The hidden cost for consumers starting to creep down the walls, slowly.
The rise in the Consumer Prices Index (CPI) inflation rate was greater than analysts had expected. Retail Prices Index (RPI) inflation, which includes housing costs, also rose sharply to 4.4% in March from 3.7%. The CPI inflation rate is the measure targeted by Bank of England interest-rate setters, while RPI is often used as a benchmark in wage negotiations.
[Knock-on effects of] higher petrol prices were an important factor in rising consumer prices.
Despite the sharp rise in prices, analysts expect the rate of inflation to fall again in the coming months, as weak economic growth and high unemployment dampen price rises. The governor of the Bank of England, Mervyn King, has said that he expects inflation to fall back towards the target rate of 2% in the coming months.

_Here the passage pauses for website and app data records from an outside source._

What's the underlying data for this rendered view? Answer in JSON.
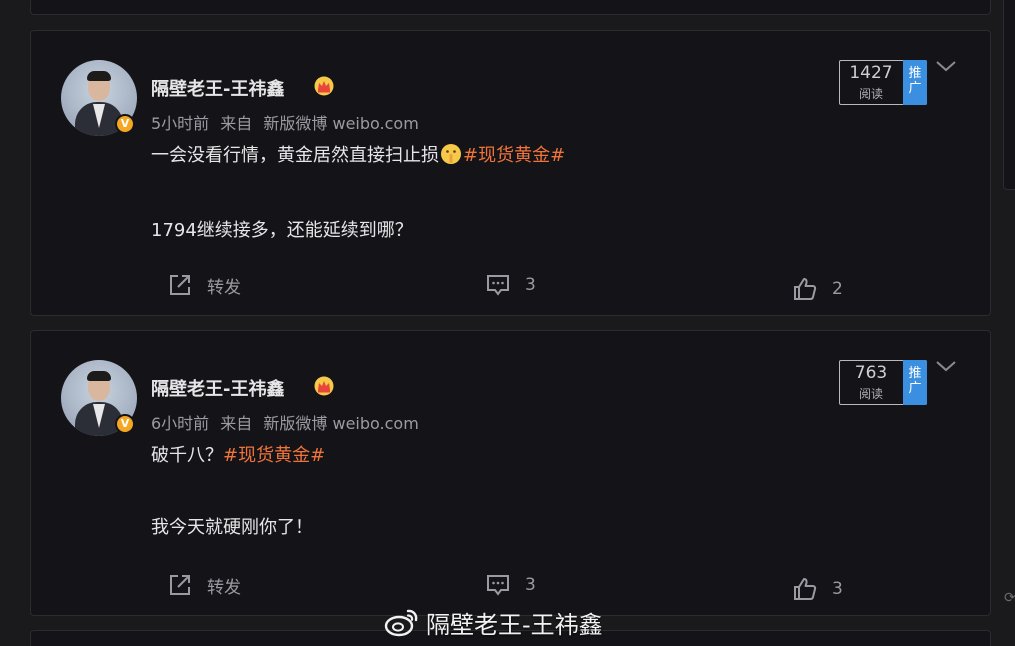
{
  "posts": [
    {
      "author": "隔壁老王-王祎鑫",
      "time": "5小时前",
      "source_prefix": "来自",
      "source": "新版微博 weibo.com",
      "line1_text": "一会没看行情，黄金居然直接扫止损",
      "line1_tag": "#现货黄金#",
      "line2_text": "1794继续接多，还能延续到哪？",
      "read_count": "1427",
      "read_label": "阅读",
      "promo_label": "推广",
      "repost_label": "转发",
      "comment_count": "3",
      "like_count": "2",
      "verified_badge": "V"
    },
    {
      "author": "隔壁老王-王祎鑫",
      "time": "6小时前",
      "source_prefix": "来自",
      "source": "新版微博 weibo.com",
      "line1_text": "破千八？",
      "line1_tag": "#现货黄金#",
      "line2_text": "我今天就硬刚你了！",
      "read_count": "763",
      "read_label": "阅读",
      "promo_label": "推广",
      "repost_label": "转发",
      "comment_count": "3",
      "like_count": "3",
      "verified_badge": "V"
    }
  ],
  "watermark": {
    "text": "隔壁老王-王祎鑫"
  },
  "colors": {
    "background": "#1a1a1d",
    "card": "#141418",
    "hashtag": "#f0743a",
    "promo": "#3b8fe0",
    "verified": "#f5a623"
  },
  "icons": {
    "repost": "share-box-icon",
    "comment": "comment-icon",
    "like": "thumbs-up-icon",
    "menu": "chevron-down-icon",
    "crown": "crown-badge-icon",
    "emoji": "shushing-face-emoji-icon"
  }
}
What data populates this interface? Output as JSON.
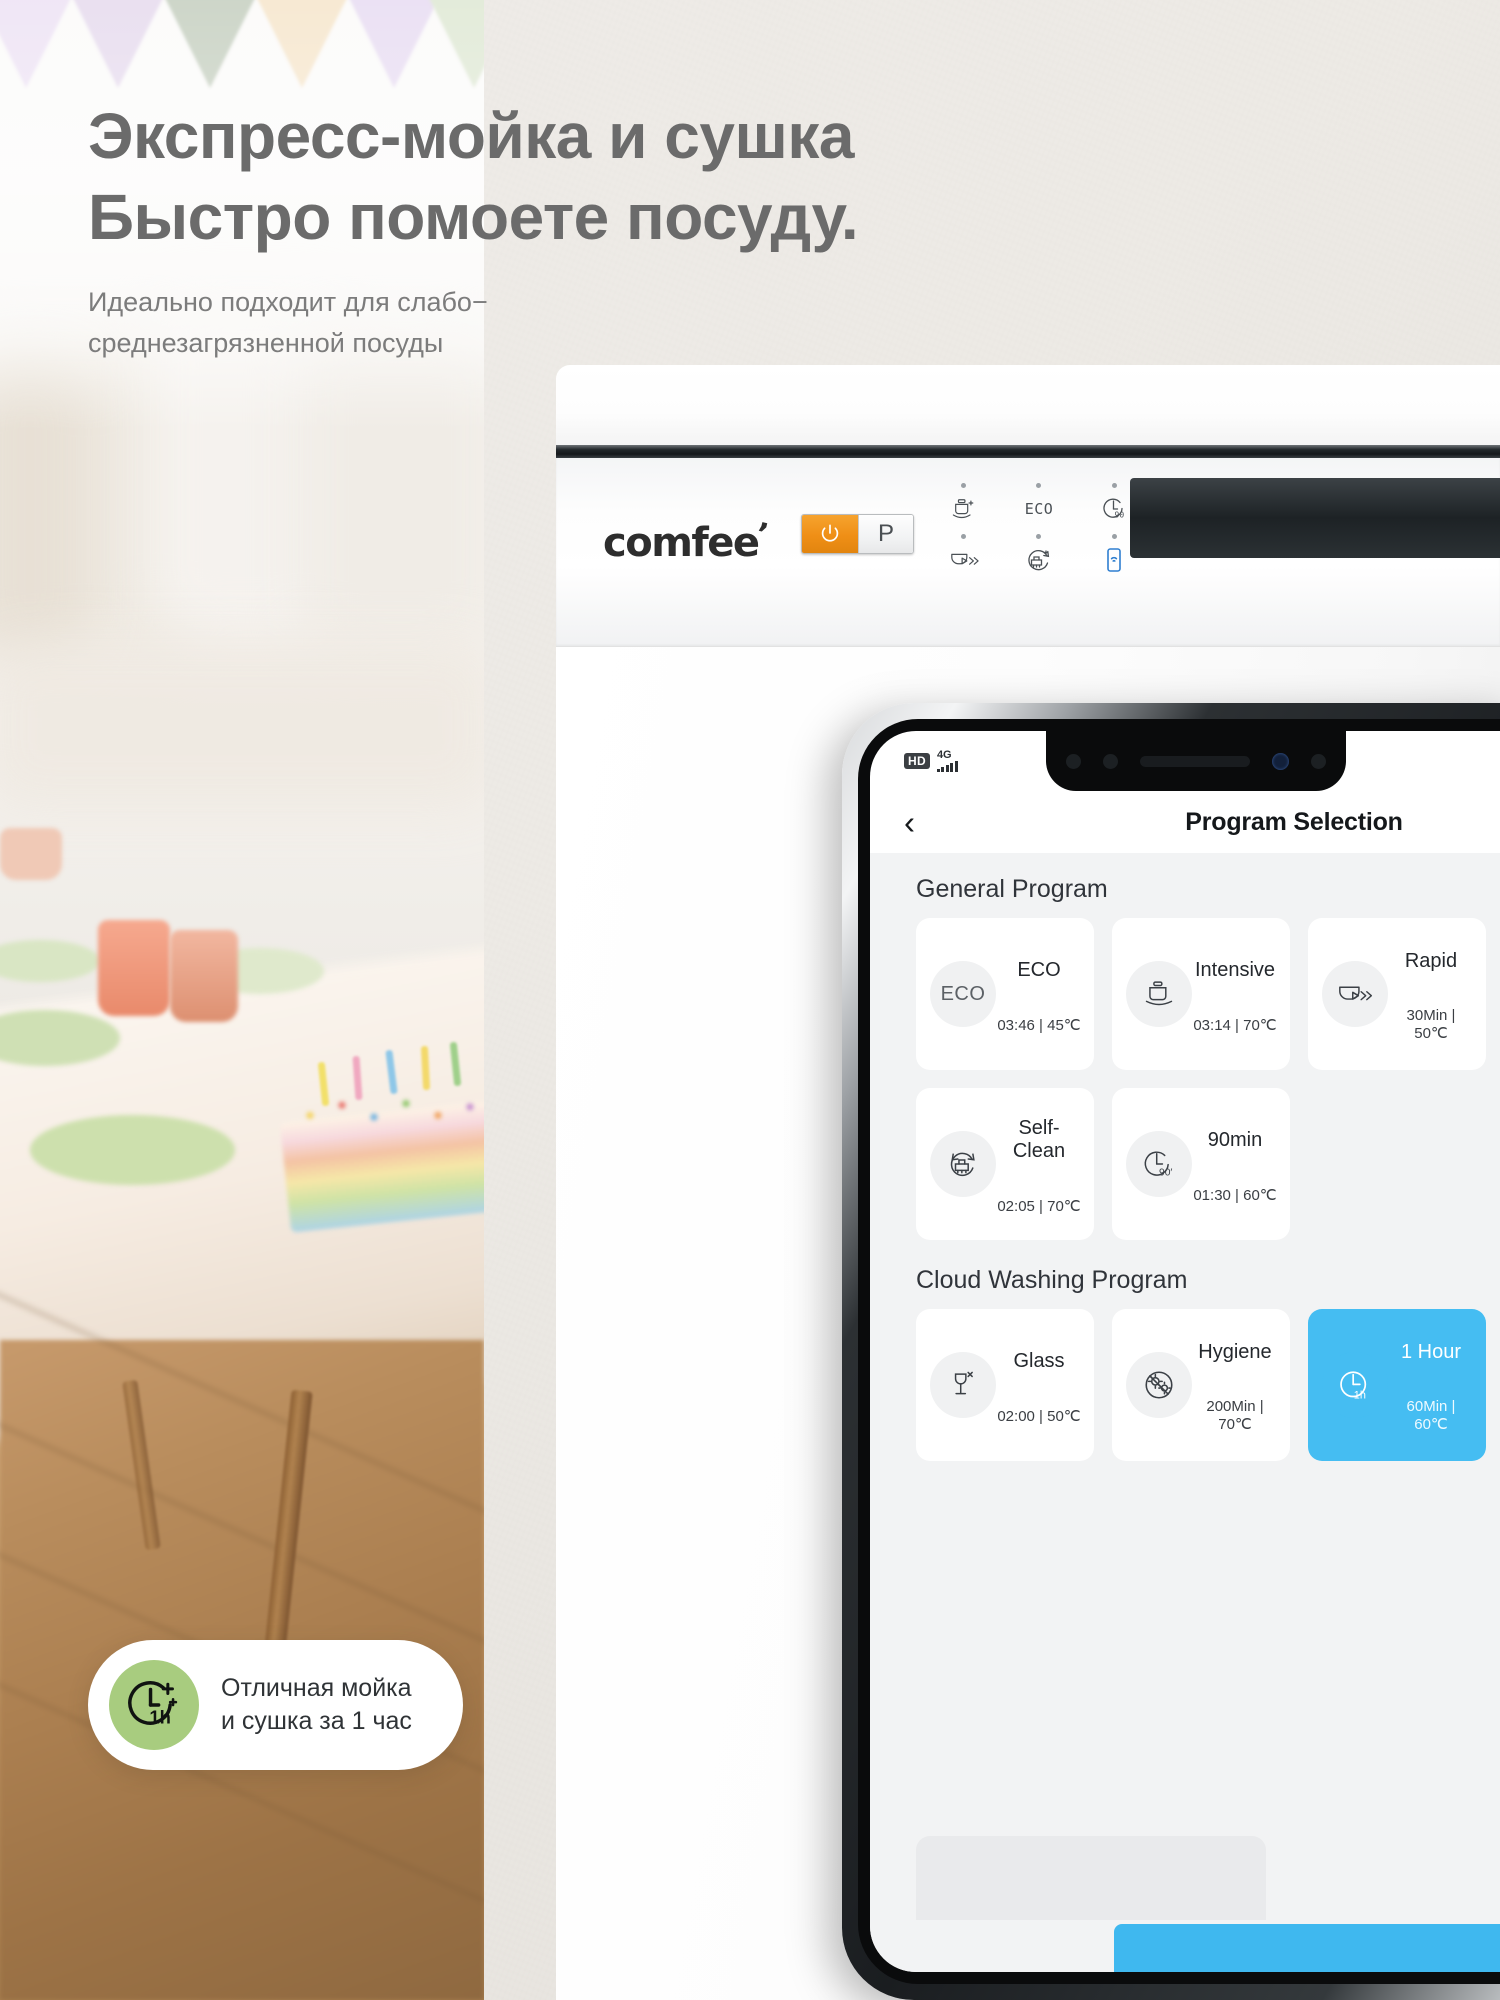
{
  "headline": {
    "line1": "Экспресс-мойка и сушка",
    "line2": "Быстро помоете посуду."
  },
  "subheadline": {
    "line1": "Идеально подходит для слабо−",
    "line2": "среднезагрязненной посуды"
  },
  "badge": {
    "icon": "clock-1h-sparkle-icon",
    "icon_label": "1h",
    "line1": "Отличная мойка",
    "line2": "и сушка за 1 час",
    "circle_color": "#a8cc7f"
  },
  "appliance": {
    "brand": "comfee",
    "brand_mark": "’",
    "power_button_label": "power-icon",
    "program_button_label": "P",
    "accent_color": "#ef8f16",
    "indicators": [
      {
        "icon": "intensive-pot-icon",
        "label": ""
      },
      {
        "icon": "eco-text-icon",
        "label": "ECO"
      },
      {
        "icon": "timer-90-icon",
        "label": "90"
      },
      {
        "icon": "rapid-icon",
        "label": ""
      },
      {
        "icon": "self-clean-icon",
        "label": ""
      },
      {
        "icon": "phone-wifi-icon",
        "label": "",
        "color": "#2f7fd0"
      }
    ]
  },
  "phone": {
    "statusbar": {
      "hd": "HD",
      "network": "4G"
    },
    "appbar": {
      "back_icon": "chevron-left-icon",
      "title": "Program Selection"
    },
    "sections": [
      {
        "title": "General Program",
        "cards": [
          {
            "icon": "eco-circle-icon",
            "icon_text": "ECO",
            "name": "ECO",
            "meta": "03:46 | 45℃",
            "active": false
          },
          {
            "icon": "pot-icon",
            "icon_text": "",
            "name": "Intensive",
            "meta": "03:14 | 70℃",
            "active": false
          },
          {
            "icon": "rapid-icon",
            "icon_text": "",
            "name": "Rapid",
            "meta": "30Min | 50℃",
            "active": false
          },
          {
            "icon": "self-clean-icon",
            "icon_text": "",
            "name": "Self-Clean",
            "meta": "02:05 | 70℃",
            "active": false
          },
          {
            "icon": "clock-90-icon",
            "icon_text": "90′",
            "name": "90min",
            "meta": "01:30 | 60℃",
            "active": false
          }
        ]
      },
      {
        "title": "Cloud Washing Program",
        "cards": [
          {
            "icon": "glass-icon",
            "icon_text": "",
            "name": "Glass",
            "meta": "02:00 | 50℃",
            "active": false
          },
          {
            "icon": "hygiene-germ-icon",
            "icon_text": "",
            "name": "Hygiene",
            "meta": "200Min | 70℃",
            "active": false
          },
          {
            "icon": "clock-1h-icon",
            "icon_text": "1h",
            "name": "1 Hour",
            "meta": "60Min | 60℃",
            "active": true
          }
        ]
      }
    ],
    "active_color": "#45bdf2"
  }
}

Analysts therefore expect the Bank to keep interest rates low to stimulate growth. (BBC)
I don’t think so, all the reflationary measures undertaken in the last months are hard to pin down —- what effects they will have on inflation and price stability for consumers. Nobody knows how much you have to open the window and when to shut it.
Excesses will find its way to consumers one way or the other.